$118.5 million
Disappointment and Failure

While the bankruptcy of EnerDel's parent company Ener1 in February was catastrophic for its stockholders, it would be unfair to lay the blame on the DOE. Ener1 failed because it devoted too many financial resources to a vain attempt to rescue thrice-failed Th!nk Motors and the adverse consequences of that bad decision were more than Ener1 could bear. EnerDel has emerged from Chapter 11 and is now controlled by Boris Zingarevich, a Russian billionaire and the former principal stockholder of Ener1 who seems to have landed on his feet. EnerDel has recently entered into a strategic marketing alliance with battery powerhouse Altair Nanotechnologies (NASDAQ:ALTI), which sold a controlling interest to a Chinese investor last summer.

General Motors
$105.9 million
Disappointment

While the General Motors (NYSE:GM) Volt is slowly gaining acceptance, its market performance has been less than spectacular. GM sold 7,671 units in 2011 and is on track to sell over 20,000 units this year, but both numbers are a far cry from initial projections.

Saft America
$95.5 million
Disappointment

Saft America's plant has been built and is apparently shipping products. In the 2011 Annual Report, Saft reported that the plant had a capacity of $300 million per year and it was targeting total revenue of $200 million a year with a 15% EBITDA margin by 2015.

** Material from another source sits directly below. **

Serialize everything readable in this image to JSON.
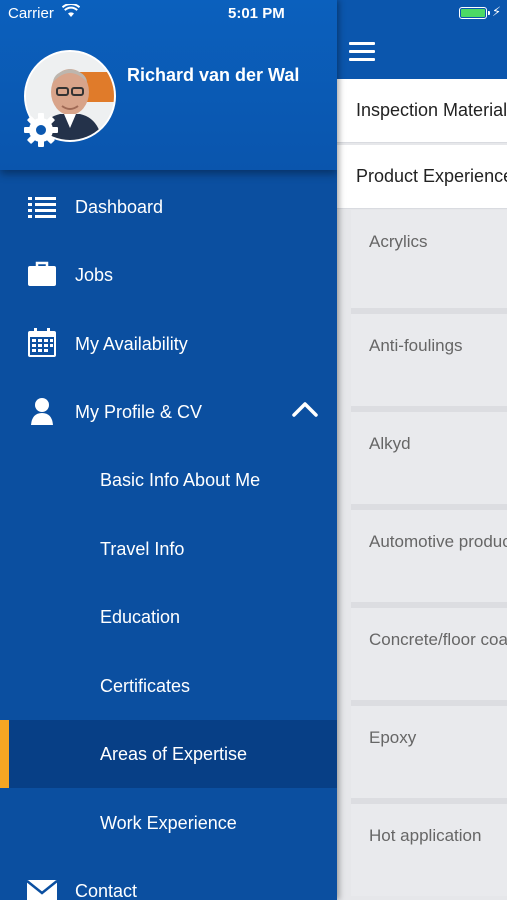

Exide Technologies with
Axion Power International
$34.3 million
Disappointment

The Exide Technologies (XIDE) plants have been built and are apparently shipping batteries that aren't significantly different from or better than the batteries they're shipping from other plants. While the grant award specifically contemplated a strategic technical relationship with Axion Power International (OTCQB:AXPW), that plan was abandoned when Axion proved it could stand on its own two feet and compete toe-to-toe for customers instead of being assimilated into Exide.

East Penn Manufacturing
$32.5 million
Acceptable

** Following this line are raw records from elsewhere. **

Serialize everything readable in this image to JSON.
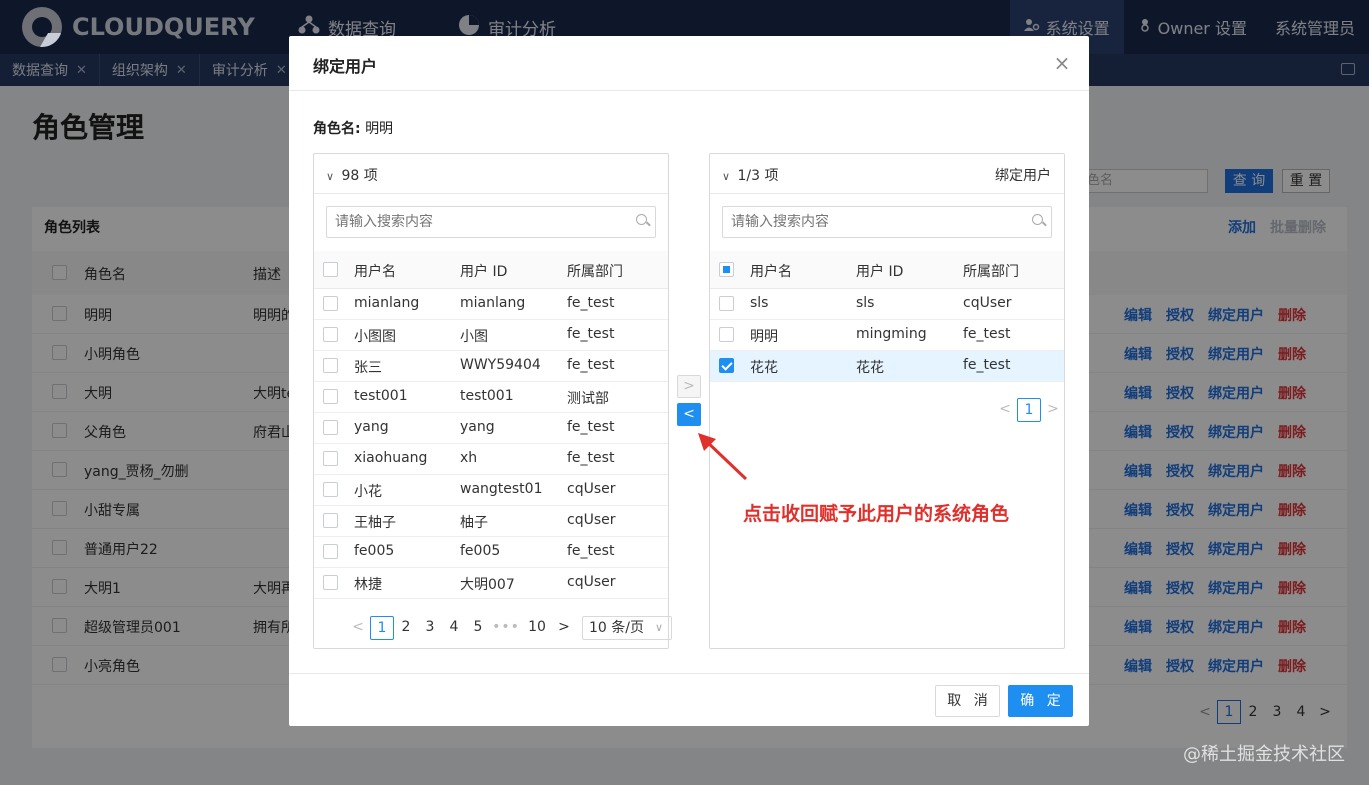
{
  "app": {
    "logo_text": "CLOUDQUERY",
    "nav": [
      {
        "label": "数据查询",
        "icon": "network-icon"
      },
      {
        "label": "审计分析",
        "icon": "pie-chart-icon"
      }
    ],
    "nav_right": [
      {
        "label": "系统设置",
        "icon": "users-gear-icon",
        "active": true
      },
      {
        "label": "Owner 设置",
        "icon": "owner-icon"
      },
      {
        "label": "系统管理员"
      }
    ]
  },
  "tabs": [
    {
      "label": "数据查询"
    },
    {
      "label": "组织架构"
    },
    {
      "label": "审计分析"
    }
  ],
  "background_page": {
    "title": "角色管理",
    "search_placeholder": "色名",
    "query_label": "查 询",
    "reset_label": "重 置",
    "card_title": "角色列表",
    "add_label": "添加",
    "bulk_delete_label": "批量删除",
    "headers": {
      "name": "角色名",
      "desc": "描述"
    },
    "rows": [
      {
        "name": "明明",
        "desc": "明明的"
      },
      {
        "name": "小明角色",
        "desc": ""
      },
      {
        "name": "大明",
        "desc": "大明te"
      },
      {
        "name": "父角色",
        "desc": "府君山"
      },
      {
        "name": "yang_贾杨_勿删",
        "desc": ""
      },
      {
        "name": "小甜专属",
        "desc": ""
      },
      {
        "name": "普通用户22",
        "desc": ""
      },
      {
        "name": "大明1",
        "desc": "大明再"
      },
      {
        "name": "超级管理员001",
        "desc": "拥有所"
      },
      {
        "name": "小亮角色",
        "desc": ""
      }
    ],
    "actions": {
      "edit": "编辑",
      "grant": "授权",
      "bind": "绑定用户",
      "delete": "删除"
    },
    "pager": {
      "prev": "<",
      "pages": [
        "1",
        "2",
        "3",
        "4"
      ],
      "next": ">",
      "current": "1"
    }
  },
  "modal": {
    "title": "绑定用户",
    "close": "×",
    "role_label": "角色名:",
    "role_value": "明明",
    "left": {
      "chevron": "∨",
      "count": "98 项",
      "search_placeholder": "请输入搜索内容",
      "columns": [
        "用户名",
        "用户 ID",
        "所属部门"
      ],
      "rows": [
        [
          "mianlang",
          "mianlang",
          "fe_test"
        ],
        [
          "小图图",
          "小图",
          "fe_test"
        ],
        [
          "张三",
          "WWY59404",
          "fe_test"
        ],
        [
          "test001",
          "test001",
          "测试部"
        ],
        [
          "yang",
          "yang",
          "fe_test"
        ],
        [
          "xiaohuang",
          "xh",
          "fe_test"
        ],
        [
          "小花",
          "wangtest01",
          "cqUser"
        ],
        [
          "王柚子",
          "柚子",
          "cqUser"
        ],
        [
          "fe005",
          "fe005",
          "fe_test"
        ],
        [
          "林捷",
          "大明007",
          "cqUser"
        ]
      ],
      "pager": {
        "prev": "<",
        "pages": [
          "1",
          "2",
          "3",
          "4",
          "5"
        ],
        "ellipsis": "•••",
        "last": "10",
        "next": ">",
        "current": "1",
        "page_size": "10 条/页",
        "dropdown": "∨"
      }
    },
    "right": {
      "chevron": "∨",
      "count": "1/3 项",
      "title": "绑定用户",
      "search_placeholder": "请输入搜索内容",
      "columns": [
        "用户名",
        "用户 ID",
        "所属部门"
      ],
      "rows": [
        {
          "cells": [
            "sls",
            "sls",
            "cqUser"
          ],
          "checked": false
        },
        {
          "cells": [
            "明明",
            "mingming",
            "fe_test"
          ],
          "checked": false
        },
        {
          "cells": [
            "花花",
            "花花",
            "fe_test"
          ],
          "checked": true
        }
      ],
      "pager": {
        "prev": "<",
        "pages": [
          "1"
        ],
        "next": ">",
        "current": "1"
      }
    },
    "move_right": ">",
    "move_left": "<",
    "cancel_label": "取 消",
    "ok_label": "确 定"
  },
  "annotation": "点击收回赋予此用户的系统角色",
  "watermark": "@稀土掘金技术社区",
  "colors": {
    "primary": "#1f8ef1",
    "header_bg": "#1b2a4e",
    "annotation": "#e0302b",
    "danger": "#e0333a"
  }
}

To date it appears that the only ARRA battery manufacturing grant recipient that's doing what it was supposed to do is East Penn Manufacturing, which is continuing testing to prove the value of the Ultrabattery in mild-hybrid and renewable energy applications.

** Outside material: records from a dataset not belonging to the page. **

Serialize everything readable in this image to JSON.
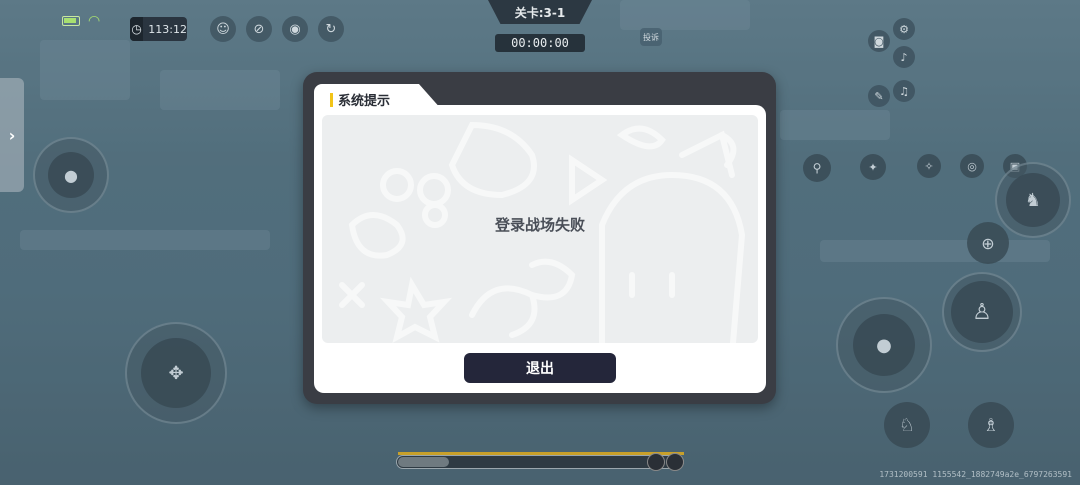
{
  "status": {
    "game_clock": "113:12"
  },
  "top": {
    "level_label": "关卡:3-1",
    "match_timer": "00:00:00",
    "report_label": "投诉"
  },
  "dialog": {
    "title": "系统提示",
    "message": "登录战场失败",
    "exit_label": "退出"
  },
  "side_tab": {
    "arrow": "›"
  },
  "progress": {
    "value": 0.18
  },
  "footer": {
    "info": "1731200591 1155542_1882749a2e_6797263591"
  },
  "icons": {
    "top_left": [
      "emoji-chat-icon",
      "mute-icon",
      "ghost-icon",
      "refresh-icon"
    ],
    "top_right": [
      "settings-icon",
      "camera-icon",
      "speaker-icon",
      "edit-icon",
      "mic-icon"
    ],
    "actions": [
      "map-marker-icon",
      "skill-icon",
      "grenade-icon",
      "skill-2-icon",
      "item-icon"
    ]
  },
  "colors": {
    "dialog_frame": "#3a3d44",
    "exit_button": "#24263a",
    "title_accent": "#f2c418"
  }
}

The Bottom Line

In its August 5, 2009 press release on the ARRA grant awards, the DOE said "These projects, selected through a highly competitive process by the Department of Energy, will accelerate the development of U.S. manufacturing capacity for batteries and electric drive components as well as the deployment of electric drive vehicles, helping to establish American leadership in creating the next generation of advanced vehicles."

In my view, a failure and disappointment rate of 97.5% is nothing to write home about.

I guess even the DOE in its hubris couldn't marshal the scientific and technical resources necessary to overcome the congenital birth defects that killed the EV1 and will almost certainly kill the latest generation of electric toys from Tesla Motors (NASDAQ:TSLA) and others.

It's not a question of desire, imagination or willpower. It's a fundamental flaw in the economics of using expensive batteries to replace a fuel tank for the dubious luxury of using coal and natural gas as transportation fuels instead of gasoline; a flaw that will cost investors billions before the electric car hype fades and the rotting corpse of a concept only Hollywood and Silicon Valley could love is once again buried with a silver stake through its undead heart.

Source: Electric Vehicle Battery Grants, 3 Years Of Disappointment And Failure

Additional disclosure: Author is a former director of Axion Power International and holds a substantial long position in its common stock.